It’s fair to say that the Mito was stretching the friendship already.
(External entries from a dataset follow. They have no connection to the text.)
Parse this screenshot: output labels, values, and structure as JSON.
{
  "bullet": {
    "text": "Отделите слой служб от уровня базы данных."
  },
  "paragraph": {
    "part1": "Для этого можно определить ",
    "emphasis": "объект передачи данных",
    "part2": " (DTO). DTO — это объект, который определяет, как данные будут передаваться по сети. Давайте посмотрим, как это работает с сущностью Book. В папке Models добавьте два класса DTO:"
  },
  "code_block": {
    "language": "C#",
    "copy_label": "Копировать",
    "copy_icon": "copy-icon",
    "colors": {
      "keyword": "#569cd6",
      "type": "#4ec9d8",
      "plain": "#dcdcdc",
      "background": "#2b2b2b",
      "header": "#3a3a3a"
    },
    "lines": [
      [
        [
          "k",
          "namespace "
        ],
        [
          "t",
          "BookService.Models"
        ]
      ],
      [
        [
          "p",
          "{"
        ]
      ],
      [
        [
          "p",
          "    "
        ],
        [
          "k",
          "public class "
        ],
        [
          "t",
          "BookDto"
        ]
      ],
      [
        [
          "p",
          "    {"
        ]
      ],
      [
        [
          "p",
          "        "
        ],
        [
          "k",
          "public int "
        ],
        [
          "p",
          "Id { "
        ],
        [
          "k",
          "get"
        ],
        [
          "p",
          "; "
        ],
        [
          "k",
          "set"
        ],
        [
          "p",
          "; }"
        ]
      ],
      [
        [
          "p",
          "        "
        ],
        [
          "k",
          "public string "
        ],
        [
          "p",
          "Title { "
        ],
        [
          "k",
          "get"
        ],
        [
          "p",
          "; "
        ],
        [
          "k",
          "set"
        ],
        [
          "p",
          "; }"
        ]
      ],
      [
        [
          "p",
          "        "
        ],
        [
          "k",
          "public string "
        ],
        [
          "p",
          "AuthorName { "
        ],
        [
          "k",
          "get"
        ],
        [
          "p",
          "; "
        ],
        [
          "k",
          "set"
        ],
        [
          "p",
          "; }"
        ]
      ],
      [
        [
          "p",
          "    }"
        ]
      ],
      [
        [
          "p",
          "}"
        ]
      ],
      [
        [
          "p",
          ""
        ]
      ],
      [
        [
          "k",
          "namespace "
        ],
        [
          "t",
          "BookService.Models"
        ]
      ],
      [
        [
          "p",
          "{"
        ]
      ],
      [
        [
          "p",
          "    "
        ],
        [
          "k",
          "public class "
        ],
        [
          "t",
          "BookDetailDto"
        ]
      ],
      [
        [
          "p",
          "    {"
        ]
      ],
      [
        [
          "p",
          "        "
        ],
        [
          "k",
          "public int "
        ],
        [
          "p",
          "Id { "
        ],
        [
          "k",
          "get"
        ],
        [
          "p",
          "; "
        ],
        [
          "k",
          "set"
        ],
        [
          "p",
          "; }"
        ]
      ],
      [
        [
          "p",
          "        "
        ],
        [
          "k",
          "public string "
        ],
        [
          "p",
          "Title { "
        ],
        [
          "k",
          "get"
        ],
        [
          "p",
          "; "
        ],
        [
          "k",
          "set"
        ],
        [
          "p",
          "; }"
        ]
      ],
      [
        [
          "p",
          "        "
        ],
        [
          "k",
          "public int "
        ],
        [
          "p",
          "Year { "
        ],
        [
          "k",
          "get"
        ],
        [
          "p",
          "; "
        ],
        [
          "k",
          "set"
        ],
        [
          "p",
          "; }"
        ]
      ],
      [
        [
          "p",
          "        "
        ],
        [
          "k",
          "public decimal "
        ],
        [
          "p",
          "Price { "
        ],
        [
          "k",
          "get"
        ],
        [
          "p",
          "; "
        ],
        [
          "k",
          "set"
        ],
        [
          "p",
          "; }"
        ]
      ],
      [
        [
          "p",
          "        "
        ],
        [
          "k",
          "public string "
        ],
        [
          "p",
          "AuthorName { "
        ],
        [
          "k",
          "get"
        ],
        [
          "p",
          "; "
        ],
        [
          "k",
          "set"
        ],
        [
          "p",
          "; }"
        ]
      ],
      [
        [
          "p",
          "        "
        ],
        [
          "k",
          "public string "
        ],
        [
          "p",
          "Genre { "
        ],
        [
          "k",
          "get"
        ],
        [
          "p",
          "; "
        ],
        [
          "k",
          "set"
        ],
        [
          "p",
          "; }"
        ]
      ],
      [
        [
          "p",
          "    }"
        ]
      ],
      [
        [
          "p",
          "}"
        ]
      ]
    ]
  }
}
Then, at the 2009 Geneva Motor Show, Alfa took the last millilitre of our patience and showed off an Alfa wearing the GTA badge that was not a GT, nor lightened, nor Alfa-engined, nor on an Alfa platform, nor prettier than your average fish from the hadal zone.
2020: Giulia GTA and GTAm
Not exactly the reserved, lithe lines of the original Giulia GTA, is it? Well, nor does it need to be. We live in subtlety-free times, friend, where the only way to get noticed is to shout twice as loudly (and, in some cases, four times as stupidly) as the guy next to you.
So it’s a product of its time, and it suits the time we’re living in. Some would say it’d suit the times even more if it were fully electric and promised to conserve one lesser-spotted New Guinean tree frog for every car sold, but let’s remember that, just like seemingly everywhere else, there’s an us and them game going on. So it’s a choice of electric-only or hyper-engined monsters with enough power to run a small city.
But let’s neatly sidestep that punji pit of internet arguments and instead focus on how well the new Giulia GTA matches the ethos of the original. Lighter, more powerful, and with a memorable, if not exactly beautiful, GTAm version. Job done, we think.